Task: Copy the listing in full and exactly, omitting its images.

Information shown:
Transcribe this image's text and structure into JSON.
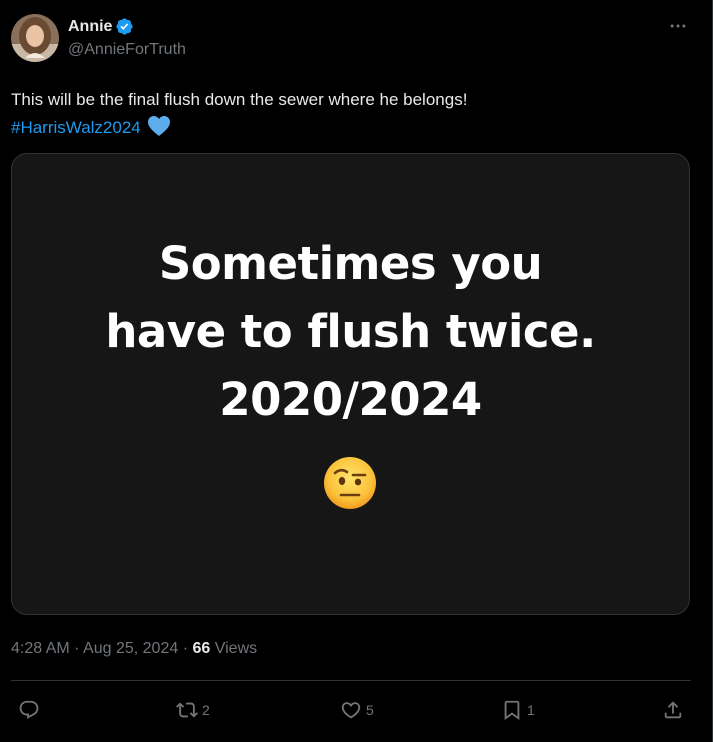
{
  "author": {
    "display_name": "Annie",
    "handle": "@AnnieForTruth",
    "avatar_icon": "profile-photo",
    "verified_icon": "verified-badge-icon",
    "verified_color": "#1d9bf0"
  },
  "post": {
    "text": "This will be the final flush down the sewer where he belongs!",
    "hashtag": "#HarrisWalz2024",
    "trailing_emoji": "blue-heart-icon"
  },
  "media": {
    "lines": [
      "Sometimes you",
      "have to flush twice.",
      "2020/2024"
    ],
    "emoji": "face-with-raised-eyebrow-icon"
  },
  "meta": {
    "time": "4:28 AM",
    "separator": "·",
    "date": "Aug 25, 2024",
    "views_count": "66",
    "views_label": "Views"
  },
  "actions": {
    "reply": {
      "icon": "reply-icon",
      "count": ""
    },
    "repost": {
      "icon": "repost-icon",
      "count": "2"
    },
    "like": {
      "icon": "heart-icon",
      "count": "5"
    },
    "bookmark": {
      "icon": "bookmark-icon",
      "count": "1"
    },
    "share": {
      "icon": "share-icon",
      "count": ""
    }
  },
  "colors": {
    "background": "#000000",
    "text_primary": "#e7e9ea",
    "text_secondary": "#71767b",
    "link": "#1d9bf0",
    "media_background": "#161616",
    "border": "#2f3336"
  }
}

Exercise response:
Transcribe this image's text and structure into JSON.
{
  "author": {
    "display_name": "Annie",
    "handle": "@AnnieForTruth",
    "avatar_icon": "profile-photo",
    "verified_icon": "verified-badge-icon",
    "verified_color": "#1d9bf0"
  },
  "post": {
    "text": "This will be the final flush down the sewer where he belongs!",
    "hashtag": "#HarrisWalz2024",
    "trailing_emoji": "blue-heart-icon"
  },
  "media": {
    "lines": [
      "Sometimes you",
      "have to flush twice.",
      "2020/2024"
    ],
    "emoji": "face-with-raised-eyebrow-icon"
  },
  "meta": {
    "time": "4:28 AM",
    "separator": "·",
    "date": "Aug 25, 2024",
    "views_count": "66",
    "views_label": "Views"
  },
  "actions": {
    "reply": {
      "icon": "reply-icon",
      "count": ""
    },
    "repost": {
      "icon": "repost-icon",
      "count": "2"
    },
    "like": {
      "icon": "heart-icon",
      "count": "5"
    },
    "bookmark": {
      "icon": "bookmark-icon",
      "count": "1"
    },
    "share": {
      "icon": "share-icon",
      "count": ""
    }
  },
  "colors": {
    "background": "#000000",
    "text_primary": "#e7e9ea",
    "text_secondary": "#71767b",
    "link": "#1d9bf0",
    "media_background": "#161616",
    "border": "#2f3336"
  }
}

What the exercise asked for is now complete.